EXERCISE GOAL:
The result should be an exact copy of the entries that follow, with no pictures included.

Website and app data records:
+++++

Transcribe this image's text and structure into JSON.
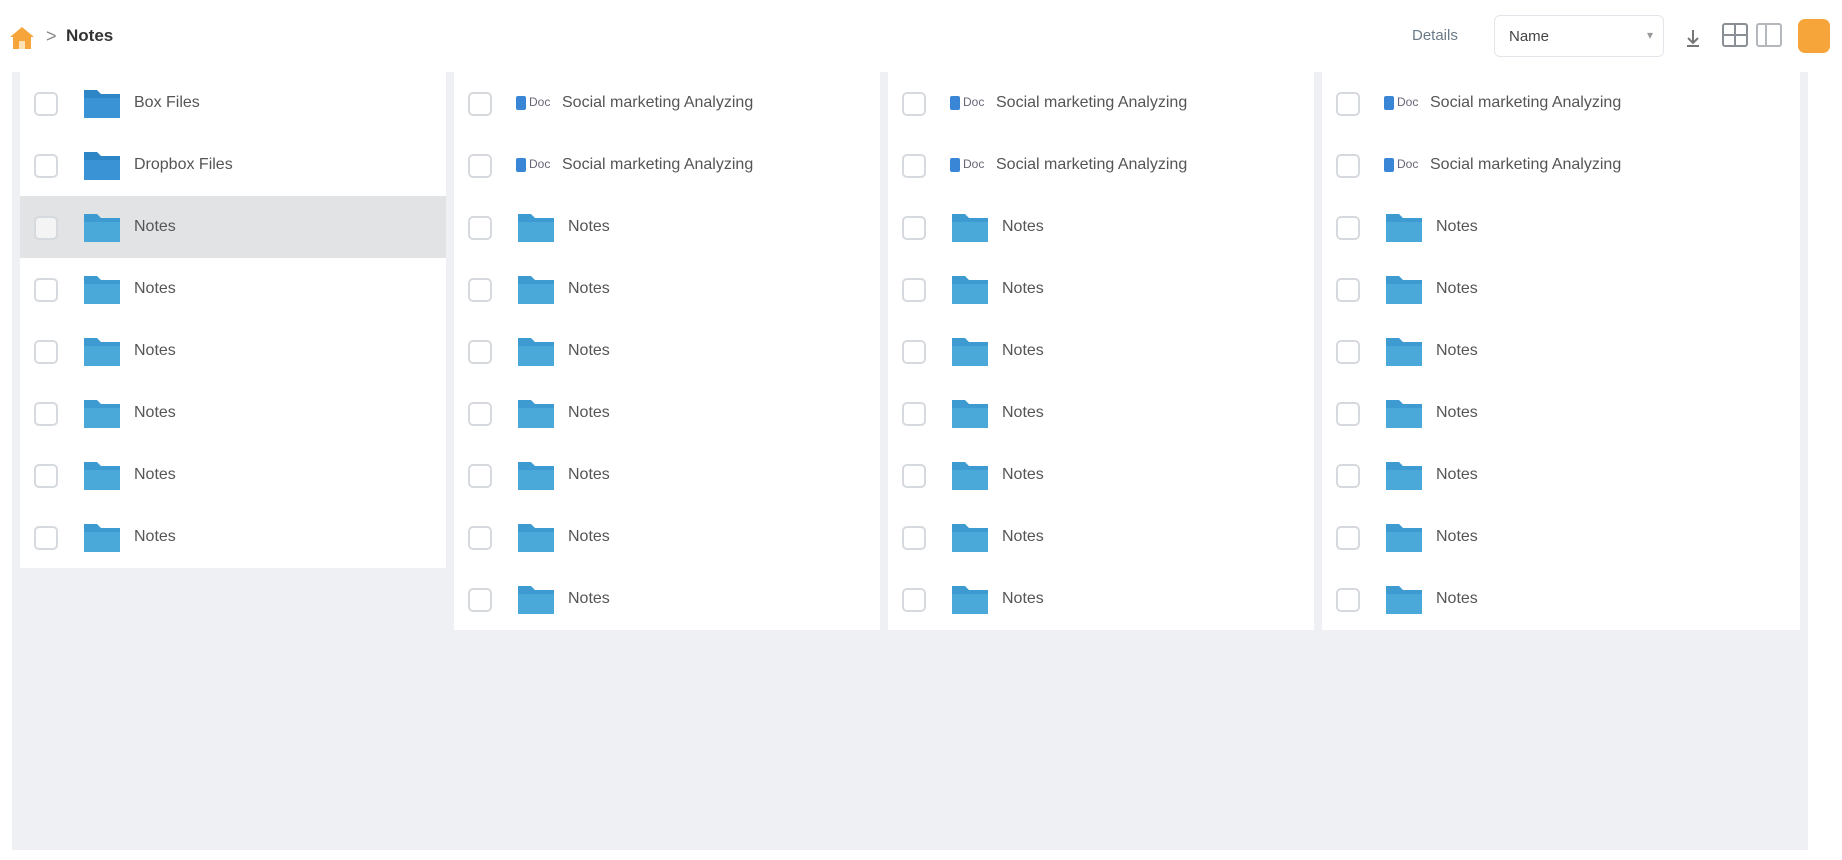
{
  "breadcrumb": {
    "separator": ">",
    "current": "Notes"
  },
  "toolbar": {
    "details_label": "Details",
    "sort_label": "Name",
    "sort_icon": "sort-arrow-icon",
    "view_icons": [
      "grid-view-icon",
      "columns-view-icon"
    ],
    "user_icon": "user-icon"
  },
  "colors": {
    "accent": "#f5a53a",
    "folder": "#4aa9d8",
    "folder_dark": "#2f86c7",
    "selected_row": "#e2e3e5"
  },
  "columns": [
    {
      "rows": [
        {
          "type": "folder",
          "name": "Box Files",
          "variant": "dark"
        },
        {
          "type": "folder",
          "name": "Dropbox Files",
          "variant": "dark"
        },
        {
          "type": "folder",
          "name": "Notes",
          "selected": true
        },
        {
          "type": "folder",
          "name": "Notes"
        },
        {
          "type": "folder",
          "name": "Notes"
        },
        {
          "type": "folder",
          "name": "Notes"
        },
        {
          "type": "folder",
          "name": "Notes"
        },
        {
          "type": "folder",
          "name": "Notes"
        }
      ]
    },
    {
      "rows": [
        {
          "type": "file",
          "thumb": "Doc",
          "name": "Social marketing Analyzing"
        },
        {
          "type": "file",
          "thumb": "Doc",
          "name": "Social marketing Analyzing"
        },
        {
          "type": "folder",
          "name": "Notes"
        },
        {
          "type": "folder",
          "name": "Notes"
        },
        {
          "type": "folder",
          "name": "Notes"
        },
        {
          "type": "folder",
          "name": "Notes"
        },
        {
          "type": "folder",
          "name": "Notes"
        },
        {
          "type": "folder",
          "name": "Notes"
        },
        {
          "type": "folder",
          "name": "Notes"
        }
      ]
    },
    {
      "rows": [
        {
          "type": "file",
          "thumb": "Doc",
          "name": "Social marketing Analyzing"
        },
        {
          "type": "file",
          "thumb": "Doc",
          "name": "Social marketing Analyzing"
        },
        {
          "type": "folder",
          "name": "Notes"
        },
        {
          "type": "folder",
          "name": "Notes"
        },
        {
          "type": "folder",
          "name": "Notes"
        },
        {
          "type": "folder",
          "name": "Notes"
        },
        {
          "type": "folder",
          "name": "Notes"
        },
        {
          "type": "folder",
          "name": "Notes"
        },
        {
          "type": "folder",
          "name": "Notes"
        }
      ]
    },
    {
      "rows": [
        {
          "type": "file",
          "thumb": "Doc",
          "name": "Social marketing Analyzing"
        },
        {
          "type": "file",
          "thumb": "Doc",
          "name": "Social marketing Analyzing"
        },
        {
          "type": "folder",
          "name": "Notes"
        },
        {
          "type": "folder",
          "name": "Notes"
        },
        {
          "type": "folder",
          "name": "Notes"
        },
        {
          "type": "folder",
          "name": "Notes"
        },
        {
          "type": "folder",
          "name": "Notes"
        },
        {
          "type": "folder",
          "name": "Notes"
        },
        {
          "type": "folder",
          "name": "Notes"
        }
      ]
    }
  ]
}
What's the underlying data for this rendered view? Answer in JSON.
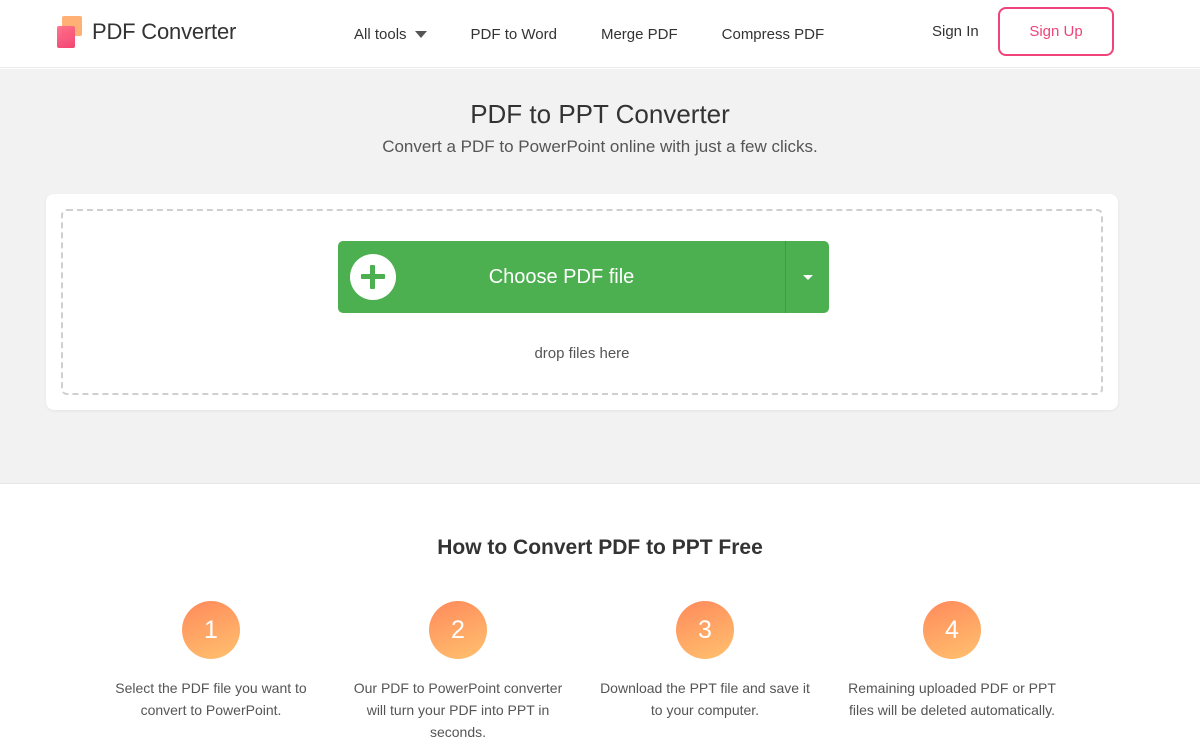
{
  "header": {
    "logo_text": "PDF Converter",
    "nav": [
      {
        "label": "All tools",
        "has_caret": true
      },
      {
        "label": "PDF to Word"
      },
      {
        "label": "Merge PDF"
      },
      {
        "label": "Compress PDF"
      }
    ],
    "sign_in": "Sign In",
    "sign_up": "Sign Up"
  },
  "hero": {
    "title": "PDF to PPT Converter",
    "subtitle": "Convert a PDF to PowerPoint online with just a few clicks.",
    "choose_button": "Choose PDF file",
    "drop_text": "drop files here"
  },
  "how_to": {
    "title": "How to Convert PDF to PPT Free",
    "steps": [
      {
        "number": "1",
        "text": "Select the PDF file you want to convert to PowerPoint."
      },
      {
        "number": "2",
        "text": "Our PDF to PowerPoint converter will turn your PDF into PPT in seconds."
      },
      {
        "number": "3",
        "text": "Download the PPT file and save it to your computer."
      },
      {
        "number": "4",
        "text": "Remaining uploaded PDF or PPT files will be deleted automatically."
      }
    ]
  },
  "colors": {
    "accent_pink": "#f0437a",
    "button_green": "#4caf50",
    "step_gradient_start": "#ff8a5c",
    "step_gradient_end": "#ffc16e",
    "hero_background": "#f2f2f2"
  },
  "icons": {
    "logo": "stacked-squares-logo-icon",
    "all_tools_caret": "caret-down-icon",
    "choose_plus": "plus-circle-icon",
    "choose_dropdown": "caret-down-icon"
  }
}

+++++

ANSWER SECTION:
Transcribe this image's text and structure into JSON.
{
  "breadcrumb": {
    "separator": ">",
    "current": "Notes"
  },
  "toolbar": {
    "details_label": "Details",
    "sort_label": "Name",
    "sort_icon": "sort-arrow-icon",
    "view_icons": [
      "grid-view-icon",
      "columns-view-icon"
    ],
    "user_icon": "user-icon"
  },
  "colors": {
    "accent": "#f5a53a",
    "folder": "#4aa9d8",
    "folder_dark": "#2f86c7",
    "selected_row": "#e2e3e5"
  },
  "columns": [
    {
      "rows": [
        {
          "type": "folder",
          "name": "Box Files",
          "variant": "dark"
        },
        {
          "type": "folder",
          "name": "Dropbox Files",
          "variant": "dark"
        },
        {
          "type": "folder",
          "name": "Notes",
          "selected": true
        },
        {
          "type": "folder",
          "name": "Notes"
        },
        {
          "type": "folder",
          "name": "Notes"
        },
        {
          "type": "folder",
          "name": "Notes"
        },
        {
          "type": "folder",
          "name": "Notes"
        },
        {
          "type": "folder",
          "name": "Notes"
        }
      ]
    },
    {
      "rows": [
        {
          "type": "file",
          "thumb": "Doc",
          "name": "Social marketing Analyzing"
        },
        {
          "type": "file",
          "thumb": "Doc",
          "name": "Social marketing Analyzing"
        },
        {
          "type": "folder",
          "name": "Notes"
        },
        {
          "type": "folder",
          "name": "Notes"
        },
        {
          "type": "folder",
          "name": "Notes"
        },
        {
          "type": "folder",
          "name": "Notes"
        },
        {
          "type": "folder",
          "name": "Notes"
        },
        {
          "type": "folder",
          "name": "Notes"
        },
        {
          "type": "folder",
          "name": "Notes"
        }
      ]
    },
    {
      "rows": [
        {
          "type": "file",
          "thumb": "Doc",
          "name": "Social marketing Analyzing"
        },
        {
          "type": "file",
          "thumb": "Doc",
          "name": "Social marketing Analyzing"
        },
        {
          "type": "folder",
          "name": "Notes"
        },
        {
          "type": "folder",
          "name": "Notes"
        },
        {
          "type": "folder",
          "name": "Notes"
        },
        {
          "type": "folder",
          "name": "Notes"
        },
        {
          "type": "folder",
          "name": "Notes"
        },
        {
          "type": "folder",
          "name": "Notes"
        },
        {
          "type": "folder",
          "name": "Notes"
        }
      ]
    },
    {
      "rows": [
        {
          "type": "file",
          "thumb": "Doc",
          "name": "Social marketing Analyzing"
        },
        {
          "type": "file",
          "thumb": "Doc",
          "name": "Social marketing Analyzing"
        },
        {
          "type": "folder",
          "name": "Notes"
        },
        {
          "type": "folder",
          "name": "Notes"
        },
        {
          "type": "folder",
          "name": "Notes"
        },
        {
          "type": "folder",
          "name": "Notes"
        },
        {
          "type": "folder",
          "name": "Notes"
        },
        {
          "type": "folder",
          "name": "Notes"
        },
        {
          "type": "folder",
          "name": "Notes"
        }
      ]
    }
  ]
}
What's the underlying data for this rendered view? Answer in JSON.
{
  "header": {
    "logo_text": "PDF Converter",
    "nav": [
      {
        "label": "All tools",
        "has_caret": true
      },
      {
        "label": "PDF to Word"
      },
      {
        "label": "Merge PDF"
      },
      {
        "label": "Compress PDF"
      }
    ],
    "sign_in": "Sign In",
    "sign_up": "Sign Up"
  },
  "hero": {
    "title": "PDF to PPT Converter",
    "subtitle": "Convert a PDF to PowerPoint online with just a few clicks.",
    "choose_button": "Choose PDF file",
    "drop_text": "drop files here"
  },
  "how_to": {
    "title": "How to Convert PDF to PPT Free",
    "steps": [
      {
        "number": "1",
        "text": "Select the PDF file you want to convert to PowerPoint."
      },
      {
        "number": "2",
        "text": "Our PDF to PowerPoint converter will turn your PDF into PPT in seconds."
      },
      {
        "number": "3",
        "text": "Download the PPT file and save it to your computer."
      },
      {
        "number": "4",
        "text": "Remaining uploaded PDF or PPT files will be deleted automatically."
      }
    ]
  },
  "colors": {
    "accent_pink": "#f0437a",
    "button_green": "#4caf50",
    "step_gradient_start": "#ff8a5c",
    "step_gradient_end": "#ffc16e",
    "hero_background": "#f2f2f2"
  },
  "icons": {
    "logo": "stacked-squares-logo-icon",
    "all_tools_caret": "caret-down-icon",
    "choose_plus": "plus-circle-icon",
    "choose_dropdown": "caret-down-icon"
  }
}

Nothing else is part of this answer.